Nowadays, when we enter a store, we often see a jar of hand sanitizer or a sanitary-wipe dispenser ready and waiting for germ-laden customers’ hands or shopping carriage handles.
Meanwhile, bags nestle on the back seat of our car ready and waiting to be filled with groceries or other purchases because the stores we visit now have to sell us new bags if we don’t supply our own or choose to somehow juggle our treasures to our car. In many cases, we are asked to pack our own purchases in the bags we have brought. Safety first!
Extra air-purifier machines are strategically placed to frequently recycle the air we breathe. These machines are in medical buildings for sure, but not exclusively.
All these measures are in place to help keep us and our environment safer from viruses and other threats. We have become much more proactive in this regard since the pandemic has reared its head.
In the spiritual realm, we Christians know that our loving God has always been ready and waiting for us to call on him in faith for his help and protection. Just read Psalm 46:1-3, one of the numerous Bible passages that reassure us:
God is our refuge and strength,
a very present help in trouble.
Therefore we will not fear, though
the earth should change,
though the mountains shake in
the heart of the sea;
though its waters roar and foam,
though the mountains tremble
with its tumult.
Today we celebrate the memorial of St. Anne and St. Joachim, the parents of the Virgin Mary, and the grandparents of Jesus, our Savior. Even though she was not yet anyone’s wife, Mary readily agreed to endure the nine-month pregnancy to give birth to Jesus. I think it is fair to assume that Mary’s parents must have taught her such sweet humility and generosity. And we know her son, Jesus, was ready to suffer and die to give us all eternal life.

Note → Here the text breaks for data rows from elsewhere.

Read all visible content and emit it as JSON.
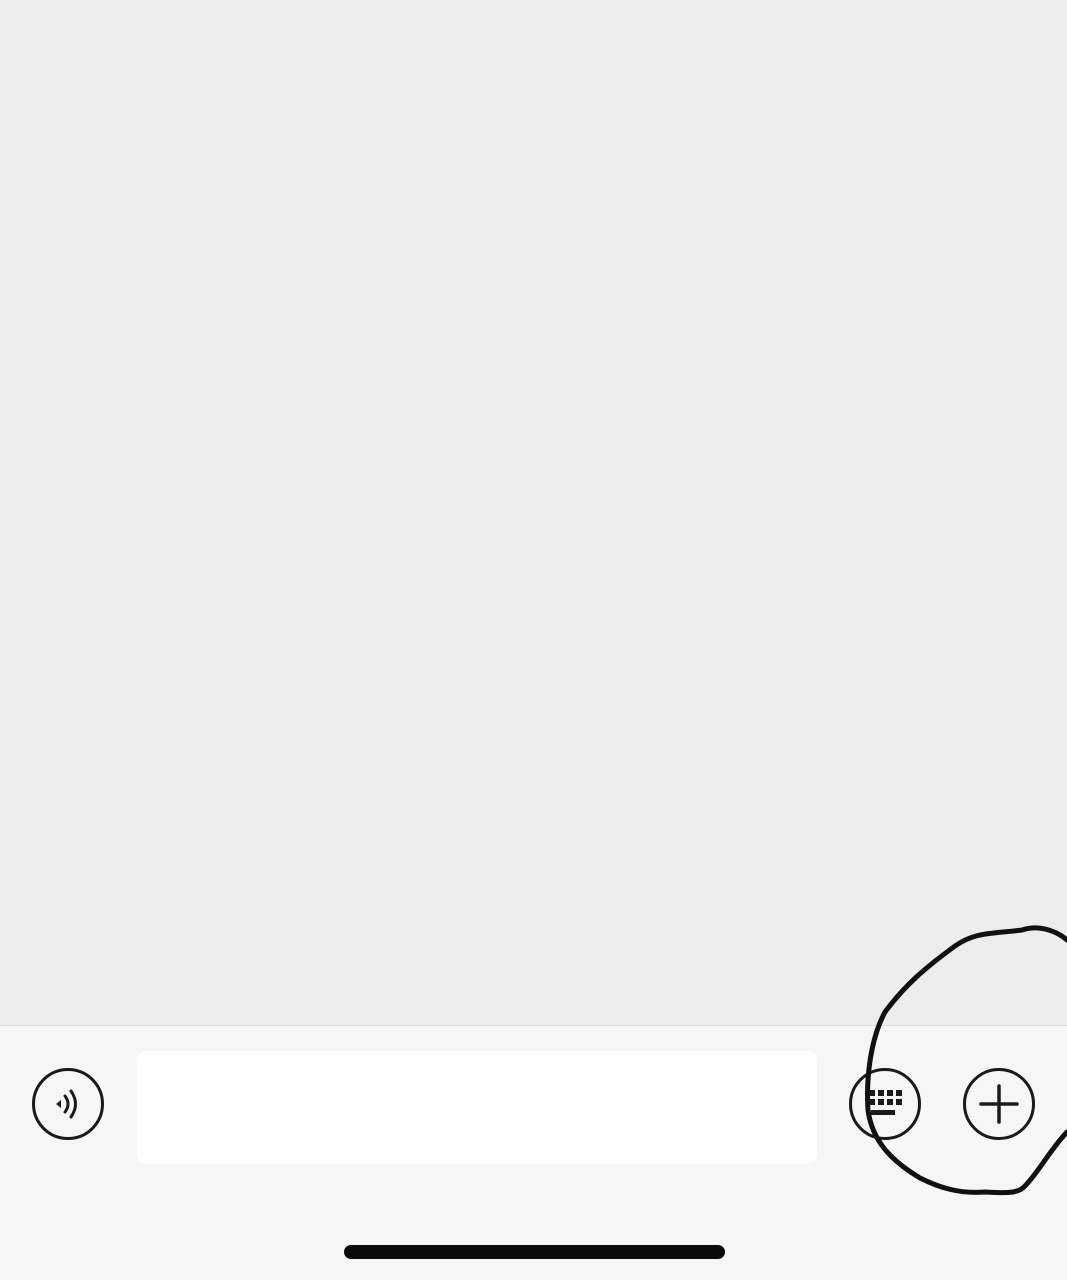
{
  "input_bar": {
    "voice_button": {
      "icon": "voice-icon"
    },
    "message_input": {
      "value": "",
      "placeholder": ""
    },
    "keyboard_button": {
      "icon": "keyboard-icon"
    },
    "more_button": {
      "icon": "plus-icon"
    }
  },
  "colors": {
    "chat_background": "#ededed",
    "input_bar_background": "#f6f6f6",
    "input_field": "#ffffff",
    "icon_stroke": "#1a1a1a",
    "annotation_stroke": "#000000"
  }
}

With the Communion of Saints praying for us, we should be ready and waiting every day for opportunities to praise and thank God for all the inspiration and assistance we receive. Perhaps if we place a Bible or a book of prayers in a prominent place in our homes, we will open it a little more frequently to be encouraged by such passages as this one, in which St. Paul writes to the Christian community in Philippi,
And my God will fully satisfy every need of yours according to his riches in glory in Christ Jesus. (4:19)
If we want to meditate on Jesus’ own words, we can read in the Gospel of John,
I will do whatever you ask in my name, so that the Father may be glorified in the Son. If in my name you ask me for anything, I will do it. (4:13-14)
Ready, set, pray!
Icon of Sts. Anne and Joachim, public domain.
The Scripture passages are from the New Revised Standard Version Bible: Catholic Edition, copyright © 1989, 1993 the Division of Christian Education of the National Council of the Churches of Christ in the United States of America. Used by permission. All rights reserved.
Sharon Krause is a RENEW volunteer whose writing has appeared in several resources for small-group faith sharing. She is a wife, mother, and grandmother residing in Manchester, Connecticut. Over the years, she has served in many parish ministries.